Extradition appeals on Brexit grounds seen as ‘speculative’

Main argument is there is no guarantee UK post-Brexit will maintain human rights standards

The “Brexit“ argument  is currently holding up between 10 and 20 pending extraditions from Ireland. Photograph: Getty Images

The “Brexit“ argument is currently holding up between 10 and 20 pending extraditions from Ireland. Photograph: Getty Images

 

The legal argument that extraditions from Ireland to the UK should be appealed due to Brexit is “speculative”, according to several legal sources.

The argument, which will soon be tested before the Supreme Court, is currently holding up between 10 and 20 pending extraditions from Ireland.

The challenge is based on the fact there is no guarantee the UK will remain part of the European Arrest Warrant (EAW) system when it leaves the EU or that a replacement deal will be put in place.

The main argument is that the EAW system is based on a mutual trust that the same standards of human rights will be upheld across the member countries, but there is no guarantee post-Brexit UK will maintain those standards.

Several lawyers practising in the area of extradition law described the argument as “speculative”.

In the international extradition system individuals will not be returned to some countries where there could be a risk to their life or a risk of torture.

There are some non-EU countries that subscribe to the EAW system, including Norway and Switzerland.

One source said the challenges to UK extradition orders in Ireland since the Brexit vote may be a case of exhausting all possible legal options.

Another lawyer said not all cases where individuals had pending orders for their return to the UK were attempting to use the “Brexit” appeal.

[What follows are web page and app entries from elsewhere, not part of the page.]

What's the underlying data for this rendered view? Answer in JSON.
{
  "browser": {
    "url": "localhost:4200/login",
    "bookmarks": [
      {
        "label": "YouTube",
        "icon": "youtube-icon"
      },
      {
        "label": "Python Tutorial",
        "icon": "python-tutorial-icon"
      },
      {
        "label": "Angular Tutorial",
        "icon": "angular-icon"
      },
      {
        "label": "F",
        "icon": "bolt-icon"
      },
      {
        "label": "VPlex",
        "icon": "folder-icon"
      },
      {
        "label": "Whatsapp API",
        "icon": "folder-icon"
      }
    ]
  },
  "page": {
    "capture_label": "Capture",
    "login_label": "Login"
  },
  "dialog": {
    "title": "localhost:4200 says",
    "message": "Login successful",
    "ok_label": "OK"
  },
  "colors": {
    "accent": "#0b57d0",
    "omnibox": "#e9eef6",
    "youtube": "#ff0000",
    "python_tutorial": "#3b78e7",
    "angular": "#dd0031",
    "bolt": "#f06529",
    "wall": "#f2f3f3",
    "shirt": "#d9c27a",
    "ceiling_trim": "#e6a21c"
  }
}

In October last year, before article 50 had been officially triggered, extradition appeals from two cases where lawyers attempted to use the Brexit argument were rejected by the High Court.